which for many years have also limited its application as an analgesic. Recent
investigations have shown, however, that analgesia can be produced with sub-hypnotic
sub-anesthetic doses of intravenous ketamine (ie,10%-20% of those used for anesthesia) with
a far lower frequency of psychomimetic reactions. These side effects are dose dependent and
can be minimized by starting ketamine at low doses, titrating slowly, and concurrently
starting a benzodiazepine or haloperidol.
Over the years a variety of nociceptive (somatic and visceral) and neuropathic pain states
have been treated with subanesthetic doses of ketamine. Early studies demonstrated its
utility in treating the pain associated with wound dressings in burn patients, as a
treatment for pain following severe trauma and for cancer-related pain.
Racemic ketamine has an oral bioavailability of approximately 17%. When administrated orally
in a dose of 0.5mg/kg the plasma ketamine concentration of ketamine was 40 ngml-1 (for the
same i.m. dose the plasma ketamine concentration was 150 ng ml-1 ). Oral administration is
associated with much greater concentrations of the metabolite norketamine, which may have
contributed to the analgesic effect. Orally administered ketamine undergoes extensive first
pass metabolism, primarily via N-de-methylation, resulting in low ketamine concentrations
and high norketamine concentrations in blood and tissue. The plasma levels at which
analgesia is achieved are 0.15 μg/ml following intramuscular administration and 0.04 μg/ml
after oral administration. This difference may be explained by a higher norketamine
concentration due to first-pass metabolism. This main metabolite apparently contributes to
the antinociceptive effect Oral ketamine is more potent (30 to 40%) that subcutaneous route
because first pass metabolism converts ketamine to an active analgesic metabolite.
The benefits and harms of adding ketamine to a strong analgesics pain-killers such as
morphine for the relief of cancer pain are not yet established. Only two small randomised
controlled trials suggest that when ketamine is given with morphine it may help to control
cancer pain. However, these data are insufficient to assess the effectiveness of ketamine in
this setting. So far there is little clinical evidence to support this practice,
furthermore, the The Cochrane Database of Systematic Reviews 2009 concludes that: "Current
evidence is insufficient to assess the benefits and harms of ketamine as an adjuvant to
opioids for the relief of cancer pain. More randomized randomised controlled trials are
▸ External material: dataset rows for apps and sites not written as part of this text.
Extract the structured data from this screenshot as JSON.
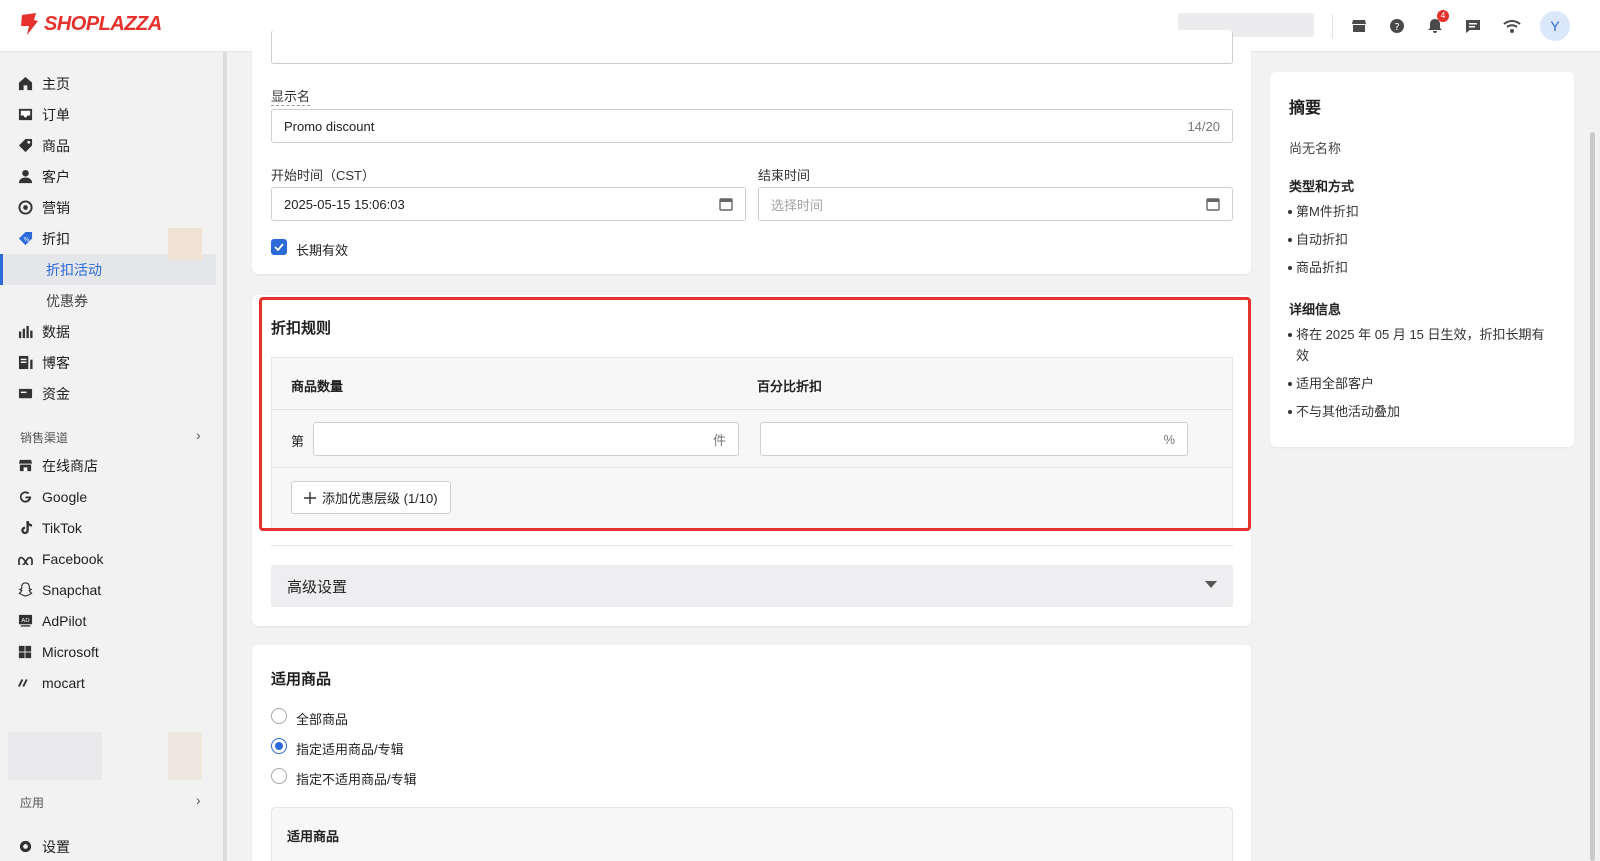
{
  "brand": {
    "name": "SHOPLAZZA",
    "color": "#e5322d"
  },
  "topbar": {
    "icons": [
      "store-icon",
      "help-icon",
      "bell-icon",
      "chat-icon",
      "wifi-icon"
    ],
    "notification_count": "4",
    "avatar_initial": "Y"
  },
  "sidebar": {
    "items": [
      {
        "label": "主页",
        "icon": "home-icon"
      },
      {
        "label": "订单",
        "icon": "inbox-icon"
      },
      {
        "label": "商品",
        "icon": "tag-icon"
      },
      {
        "label": "客户",
        "icon": "person-icon"
      },
      {
        "label": "营销",
        "icon": "target-icon"
      },
      {
        "label": "折扣",
        "icon": "discount-icon"
      },
      {
        "label": "折扣活动",
        "sub": true,
        "active": true
      },
      {
        "label": "优惠券",
        "sub": true
      },
      {
        "label": "数据",
        "icon": "bar-chart-icon"
      },
      {
        "label": "博客",
        "icon": "blog-icon"
      },
      {
        "label": "资金",
        "icon": "wallet-icon"
      }
    ],
    "channels_title": "销售渠道",
    "channels": [
      {
        "label": "在线商店",
        "icon": "store-icon"
      },
      {
        "label": "Google",
        "icon": "google-icon"
      },
      {
        "label": "TikTok",
        "icon": "tiktok-icon"
      },
      {
        "label": "Facebook",
        "icon": "meta-icon"
      },
      {
        "label": "Snapchat",
        "icon": "snapchat-icon"
      },
      {
        "label": "AdPilot",
        "icon": "adpilot-icon"
      },
      {
        "label": "Microsoft",
        "icon": "microsoft-icon"
      },
      {
        "label": "mocart",
        "icon": "mocart-icon"
      }
    ],
    "apps_title": "应用",
    "settings_label": "设置"
  },
  "form": {
    "display_name_label": "显示名",
    "display_name_value": "Promo discount",
    "display_name_counter": "14/20",
    "start_label": "开始时间（CST）",
    "start_value": "2025-05-15 15:06:03",
    "end_label": "结束时间",
    "end_placeholder": "选择时间",
    "long_term_label": "长期有效",
    "long_term_checked": true
  },
  "rules": {
    "title": "折扣规则",
    "col_quantity": "商品数量",
    "col_percent": "百分比折扣",
    "row_prefix": "第",
    "qty_suffix": "件",
    "pct_suffix": "%",
    "add_tier_label": "添加优惠层级 (1/10)"
  },
  "advanced": {
    "label": "高级设置"
  },
  "applicable": {
    "title": "适用商品",
    "options": [
      "全部商品",
      "指定适用商品/专辑",
      "指定不适用商品/专辑"
    ],
    "selected_index": 1,
    "sub_title": "适用商品"
  },
  "summary": {
    "title": "摘要",
    "no_name": "尚无名称",
    "type_title": "类型和方式",
    "types": [
      "第M件折扣",
      "自动折扣",
      "商品折扣"
    ],
    "details_title": "详细信息",
    "details": [
      "将在 2025 年 05 月 15 日生效，折扣长期有效",
      "适用全部客户",
      "不与其他活动叠加"
    ]
  },
  "colors": {
    "accent": "#2c6ad9",
    "highlight": "#e5322d"
  }
}
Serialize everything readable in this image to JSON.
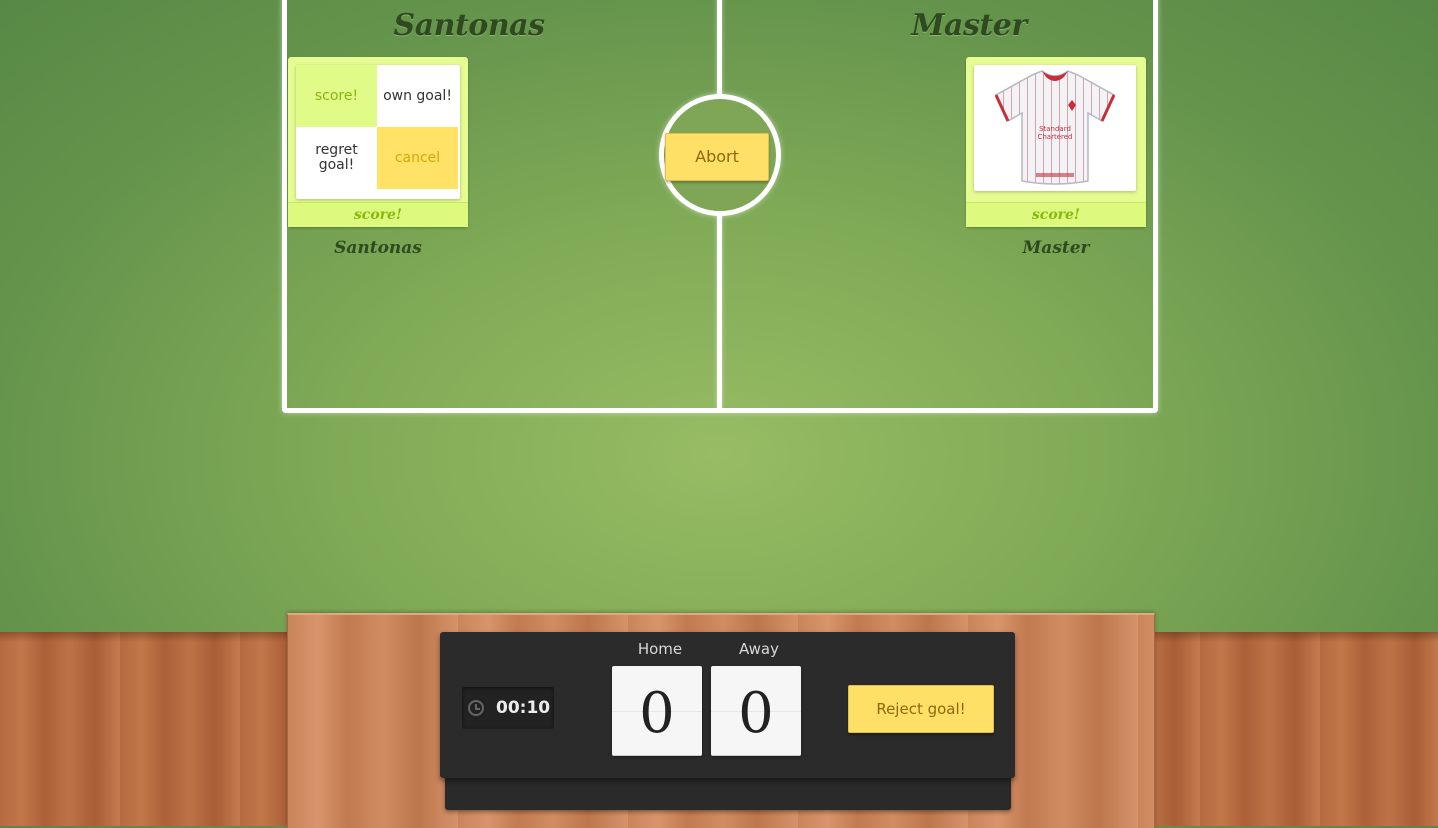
{
  "teams": {
    "home": {
      "title": "Santonas",
      "player_name": "Santonas",
      "footer_label": "score!",
      "actions": {
        "score": "score!",
        "own_goal": "own goal!",
        "regret_goal": "regret goal!",
        "cancel": "cancel"
      }
    },
    "away": {
      "title": "Master",
      "player_name": "Master",
      "footer_label": "score!"
    }
  },
  "center": {
    "abort_label": "Abort"
  },
  "scoreboard": {
    "timer": "00:10",
    "home_label": "Home",
    "away_label": "Away",
    "home_score": "0",
    "away_score": "0",
    "reject_label": "Reject goal!"
  },
  "colors": {
    "accent_yellow": "#ffe066",
    "score_green": "#86b80f",
    "card_bg": "#e6fb92"
  }
}
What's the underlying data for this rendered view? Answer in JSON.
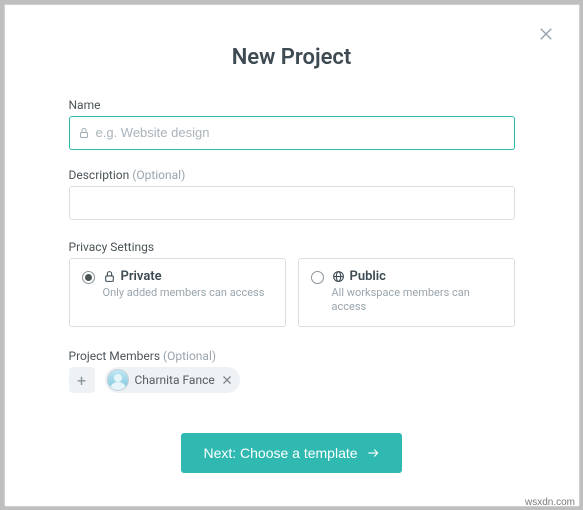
{
  "modal": {
    "title": "New Project",
    "name_label": "Name",
    "name_placeholder": "e.g. Website design",
    "name_value": "",
    "description_label": "Description",
    "description_optional": "(Optional)",
    "description_value": "",
    "privacy_label": "Privacy Settings",
    "privacy": {
      "private": {
        "title": "Private",
        "subtitle": "Only added members can access",
        "selected": true
      },
      "public": {
        "title": "Public",
        "subtitle": "All workspace members can access",
        "selected": false
      }
    },
    "members_label": "Project Members",
    "members_optional": "(Optional)",
    "members": [
      {
        "name": "Charnita Fance"
      }
    ],
    "add_member_label": "+",
    "next_button": "Next: Choose a template"
  },
  "watermark": "wsxdn.com",
  "colors": {
    "accent": "#2fb9b1"
  }
}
Allocation: Randomized, Endpoint Classification: Safety/Efficacy Study, Intervention Model: Parallel Assignment, Masking: Double Blind (Subject, Caregiver, Investigator, Outcomes Assessor), Primary Purpose: Treatment
The capability of oral ketamine treatment to reduce pain
The study is a prospective randomized, placebo-controlled double -blind study involving. Subjects Fifty patients with unbalanced (VAS>6) chronic cancer-related pain despite opioid treatment.
Israel: Ministry of Health